Work instructions
Report how many lines of these entries hold the string "JSON"; reply with the number alone.
++++ Dataset records ++++
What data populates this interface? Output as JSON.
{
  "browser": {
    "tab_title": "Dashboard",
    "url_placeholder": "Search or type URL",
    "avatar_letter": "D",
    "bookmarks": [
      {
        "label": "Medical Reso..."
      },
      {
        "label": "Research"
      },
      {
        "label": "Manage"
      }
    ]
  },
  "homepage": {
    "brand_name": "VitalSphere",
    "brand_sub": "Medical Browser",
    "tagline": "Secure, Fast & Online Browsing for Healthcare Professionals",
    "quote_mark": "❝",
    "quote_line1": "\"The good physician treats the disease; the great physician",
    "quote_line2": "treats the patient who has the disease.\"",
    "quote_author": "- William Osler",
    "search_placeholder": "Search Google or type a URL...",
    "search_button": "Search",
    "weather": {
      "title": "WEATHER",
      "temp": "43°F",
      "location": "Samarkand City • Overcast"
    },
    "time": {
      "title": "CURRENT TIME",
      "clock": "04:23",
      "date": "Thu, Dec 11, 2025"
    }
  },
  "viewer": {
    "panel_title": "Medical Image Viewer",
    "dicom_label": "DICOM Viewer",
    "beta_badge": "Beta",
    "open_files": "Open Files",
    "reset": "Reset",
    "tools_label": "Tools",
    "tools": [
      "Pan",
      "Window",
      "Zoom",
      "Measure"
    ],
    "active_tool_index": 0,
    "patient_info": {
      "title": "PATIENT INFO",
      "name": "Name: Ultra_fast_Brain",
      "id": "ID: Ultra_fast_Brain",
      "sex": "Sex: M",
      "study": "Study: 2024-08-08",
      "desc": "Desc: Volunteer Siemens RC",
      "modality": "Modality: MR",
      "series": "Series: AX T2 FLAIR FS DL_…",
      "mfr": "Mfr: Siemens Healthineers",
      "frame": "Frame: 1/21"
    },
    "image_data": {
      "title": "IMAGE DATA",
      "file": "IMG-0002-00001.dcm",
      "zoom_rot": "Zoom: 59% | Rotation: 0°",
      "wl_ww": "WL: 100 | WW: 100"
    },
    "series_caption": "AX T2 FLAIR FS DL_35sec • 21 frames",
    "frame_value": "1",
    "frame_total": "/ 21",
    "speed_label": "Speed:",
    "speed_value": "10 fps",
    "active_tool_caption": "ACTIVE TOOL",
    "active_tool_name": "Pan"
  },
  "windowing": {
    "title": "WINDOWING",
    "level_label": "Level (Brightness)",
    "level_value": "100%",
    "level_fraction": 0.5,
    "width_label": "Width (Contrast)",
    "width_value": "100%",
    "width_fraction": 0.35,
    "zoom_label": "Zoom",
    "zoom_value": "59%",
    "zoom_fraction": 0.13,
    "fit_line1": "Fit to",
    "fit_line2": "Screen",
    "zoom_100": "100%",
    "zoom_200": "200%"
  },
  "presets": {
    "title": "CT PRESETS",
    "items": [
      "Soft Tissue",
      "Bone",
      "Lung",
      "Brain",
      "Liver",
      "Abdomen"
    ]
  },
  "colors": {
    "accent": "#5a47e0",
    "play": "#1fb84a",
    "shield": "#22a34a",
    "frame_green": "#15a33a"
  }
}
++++
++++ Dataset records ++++
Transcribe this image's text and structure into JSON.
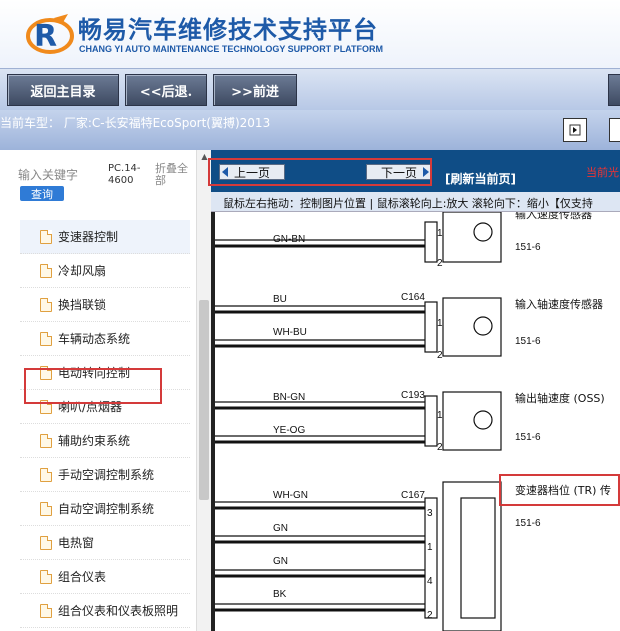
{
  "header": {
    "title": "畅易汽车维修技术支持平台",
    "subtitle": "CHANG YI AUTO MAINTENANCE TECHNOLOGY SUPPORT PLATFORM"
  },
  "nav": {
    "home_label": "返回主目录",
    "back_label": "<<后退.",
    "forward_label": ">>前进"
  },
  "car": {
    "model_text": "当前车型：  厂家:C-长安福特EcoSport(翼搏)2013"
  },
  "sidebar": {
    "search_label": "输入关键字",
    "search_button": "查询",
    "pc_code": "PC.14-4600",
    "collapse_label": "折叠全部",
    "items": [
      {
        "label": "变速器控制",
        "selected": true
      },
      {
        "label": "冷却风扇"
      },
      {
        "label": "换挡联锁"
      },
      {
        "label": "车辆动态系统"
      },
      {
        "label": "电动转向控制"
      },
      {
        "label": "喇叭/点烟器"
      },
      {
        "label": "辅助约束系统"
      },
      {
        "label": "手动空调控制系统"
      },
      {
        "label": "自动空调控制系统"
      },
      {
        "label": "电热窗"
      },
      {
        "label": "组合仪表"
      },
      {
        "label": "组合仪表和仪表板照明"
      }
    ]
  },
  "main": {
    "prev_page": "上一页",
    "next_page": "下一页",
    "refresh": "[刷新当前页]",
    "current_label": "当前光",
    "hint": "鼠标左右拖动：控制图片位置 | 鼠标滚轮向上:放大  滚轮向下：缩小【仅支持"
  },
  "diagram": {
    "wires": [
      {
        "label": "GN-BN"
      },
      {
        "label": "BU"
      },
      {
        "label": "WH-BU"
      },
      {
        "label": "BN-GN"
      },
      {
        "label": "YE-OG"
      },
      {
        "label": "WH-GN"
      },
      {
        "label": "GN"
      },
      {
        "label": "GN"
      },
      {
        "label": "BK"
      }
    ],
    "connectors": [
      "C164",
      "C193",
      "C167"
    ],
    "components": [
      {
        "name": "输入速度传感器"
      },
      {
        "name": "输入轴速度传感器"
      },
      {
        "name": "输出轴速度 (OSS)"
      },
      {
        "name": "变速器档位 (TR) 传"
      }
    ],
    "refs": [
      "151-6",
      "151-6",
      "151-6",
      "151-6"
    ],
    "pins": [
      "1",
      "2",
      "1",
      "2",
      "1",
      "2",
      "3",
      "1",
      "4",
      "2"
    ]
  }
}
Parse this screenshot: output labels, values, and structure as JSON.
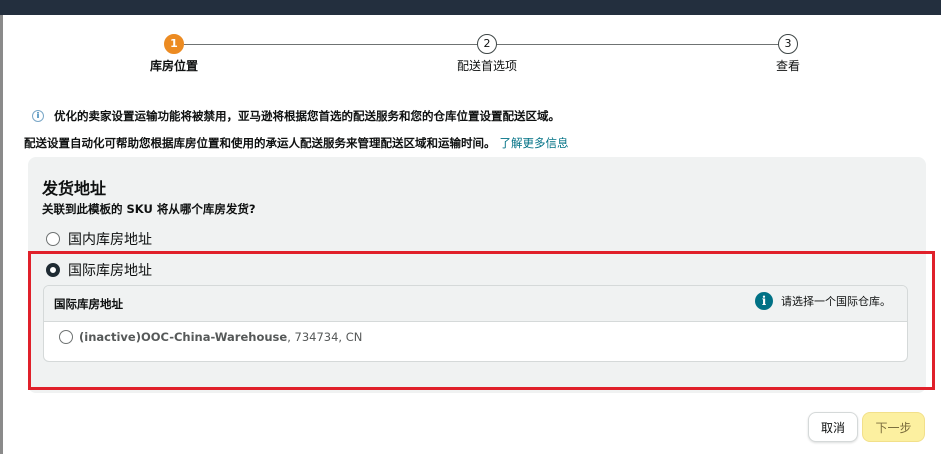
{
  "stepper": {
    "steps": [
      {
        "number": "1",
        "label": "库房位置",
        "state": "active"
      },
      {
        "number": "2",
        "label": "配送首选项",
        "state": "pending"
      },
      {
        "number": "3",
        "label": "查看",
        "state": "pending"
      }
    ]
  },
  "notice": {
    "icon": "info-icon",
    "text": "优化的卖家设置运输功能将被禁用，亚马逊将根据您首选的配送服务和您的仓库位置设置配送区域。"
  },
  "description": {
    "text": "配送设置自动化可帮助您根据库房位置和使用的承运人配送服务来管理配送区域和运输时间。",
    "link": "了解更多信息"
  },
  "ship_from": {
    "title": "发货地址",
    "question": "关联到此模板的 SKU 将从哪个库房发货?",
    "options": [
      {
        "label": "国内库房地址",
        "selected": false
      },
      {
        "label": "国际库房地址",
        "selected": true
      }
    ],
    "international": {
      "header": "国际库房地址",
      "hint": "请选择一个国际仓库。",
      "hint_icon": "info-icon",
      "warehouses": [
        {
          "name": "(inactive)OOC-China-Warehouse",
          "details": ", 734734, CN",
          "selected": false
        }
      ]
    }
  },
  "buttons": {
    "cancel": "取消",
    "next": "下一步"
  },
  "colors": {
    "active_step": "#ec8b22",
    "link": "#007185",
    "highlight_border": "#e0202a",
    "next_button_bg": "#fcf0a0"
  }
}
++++
Task answer
3